- Smaller Stat Blocks: Compare and contrast the relative sizes of stat blocks in 1st and 3rd edition. 1st edition stat blocks are tiny compared to their later brethren. You might not think this is a big deal—but when viewed against the dual terrors of page counts and print costs the relative size of stat blocks is tremendously important. While this is a problem for all monsters—even lowly orcs and suchlike—the sitution is even worse for more powerful monsters and classed NPCs. If you are lucky enough to own a copy of Undermountain, get it out and flip through the setting book. It contains an immense amount of information. Now imagine adding 3rd edition or Pathfinder stat blocks. Suddenly, the books becomes much, much bigger (and I expect wildly impractible to use or tremendously expensive). With adventure page counts not really changing over the years, this simply means the size of the featured adventures has shrunk.

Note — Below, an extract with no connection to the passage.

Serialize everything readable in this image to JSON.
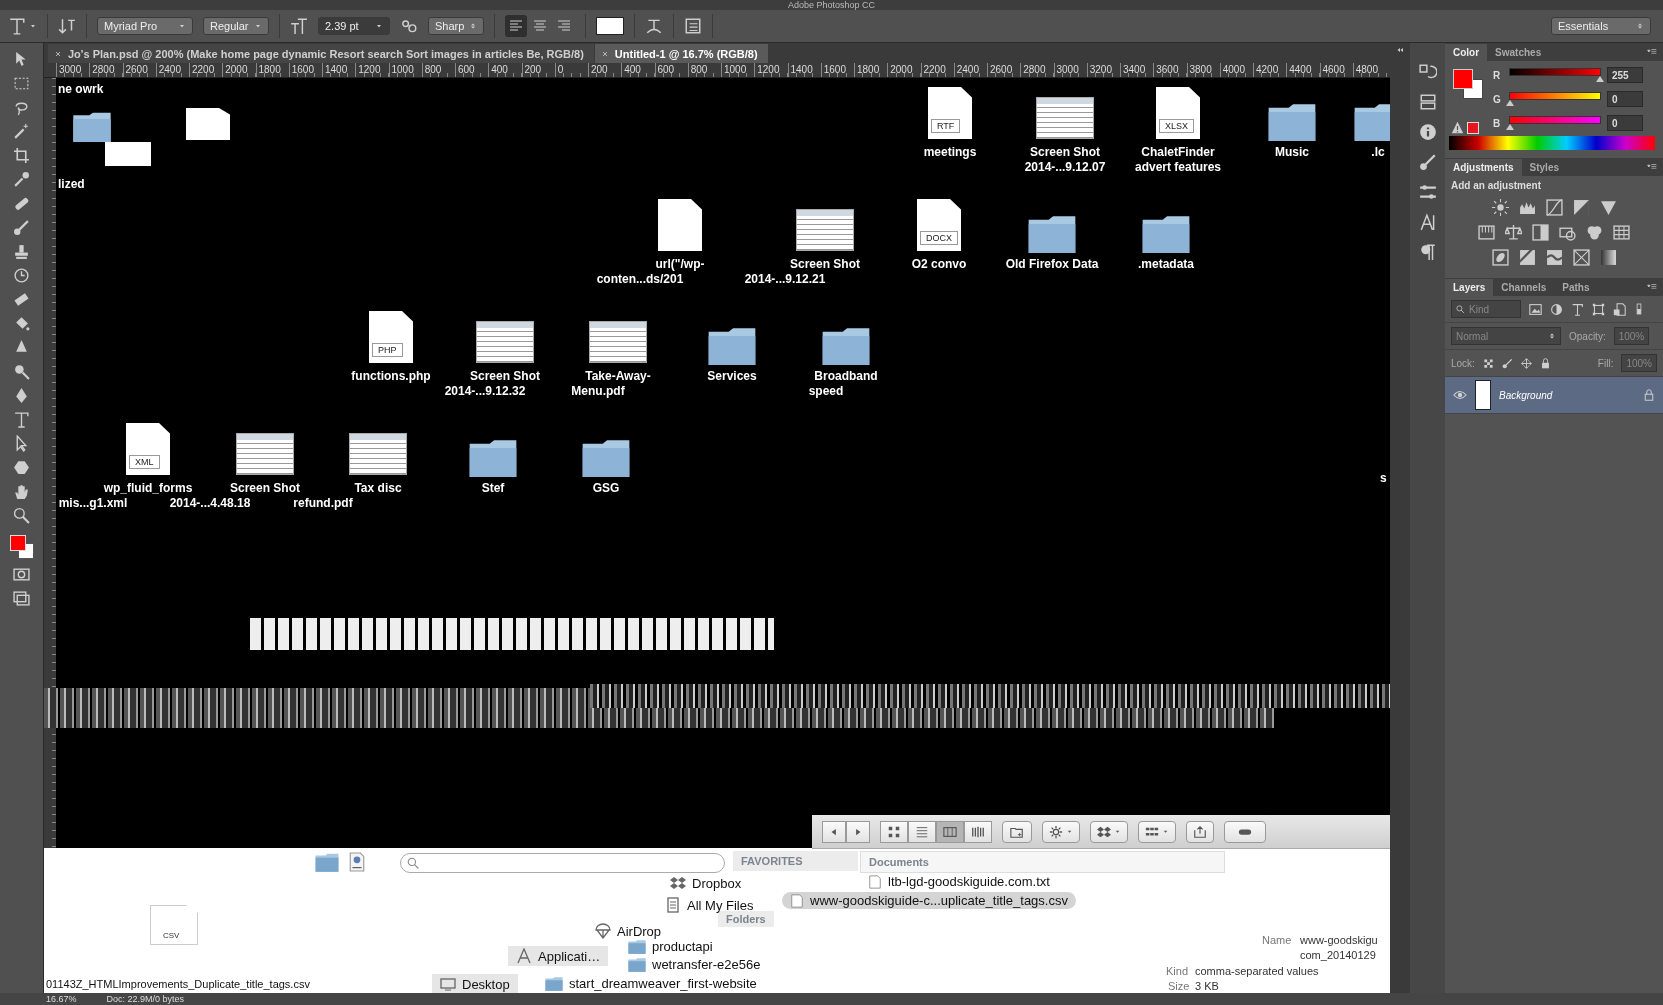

- Speed of Advancement: It takes longer to level in 1st edition. In 3rd edition, as a rule of thumb, if you face and defeat 12 opponents of the same CR as your level you go up a level. Thus, you don’t need particularly big levels (or dungeons) to level up. In 1st edition, the opposite is true—levelling requires much more play, particularly when you consider the average size of a 1st edition party. (This is one of the reason I’m using the slow advancement track in my own megadungeon, Gloamhold, as I think slow advancement provides a much richer, story-driven experience).
- Bigger Parties: 3rd edition and Pathfinder work on the assumption of a four or five-person party. Most 1st edition groups were considerably bigger, which gave the adventurers more options. If someone got badly injured, or ran out of spells, they could simply rotate to the party’s rear rank and let someone else deal with the dungeon’s denizens. Holding torches, watching the rear and generally keeping an eye out for sneaking enemies are all important in 1st edition; in 3rd edition not so much.
Is a Hybrid Possible?
I’ve played every edition of D&D and AD&D going, and I’ve enjoyed pretty much all of them. Annoyingly, I find, though, I like some facets of 1st edition more than 3rd edition (and vice versa). I love the d20 mechanic—I think it’s simplicity is genius—but I also enjoy the more “realistic” feel of 1st edition. The more I blog about Old School games and Gloamhold the more I wonder if it is possible to marry the two so you can play Old School Pathfinder.
A hybrid, Old School Pathfinder game would be brilliant and one I’d play in a heartbeat. I fear, I don’t have the time or resources to create such a game but I might put together an Old School Rules Supplement for use with Gloamhold. Although the Gloamhold Campaign Guide will be editionless (as much as humanly possible) the play style’s the thing and there’s not much point creating an Old School megadungeon without Old School rules!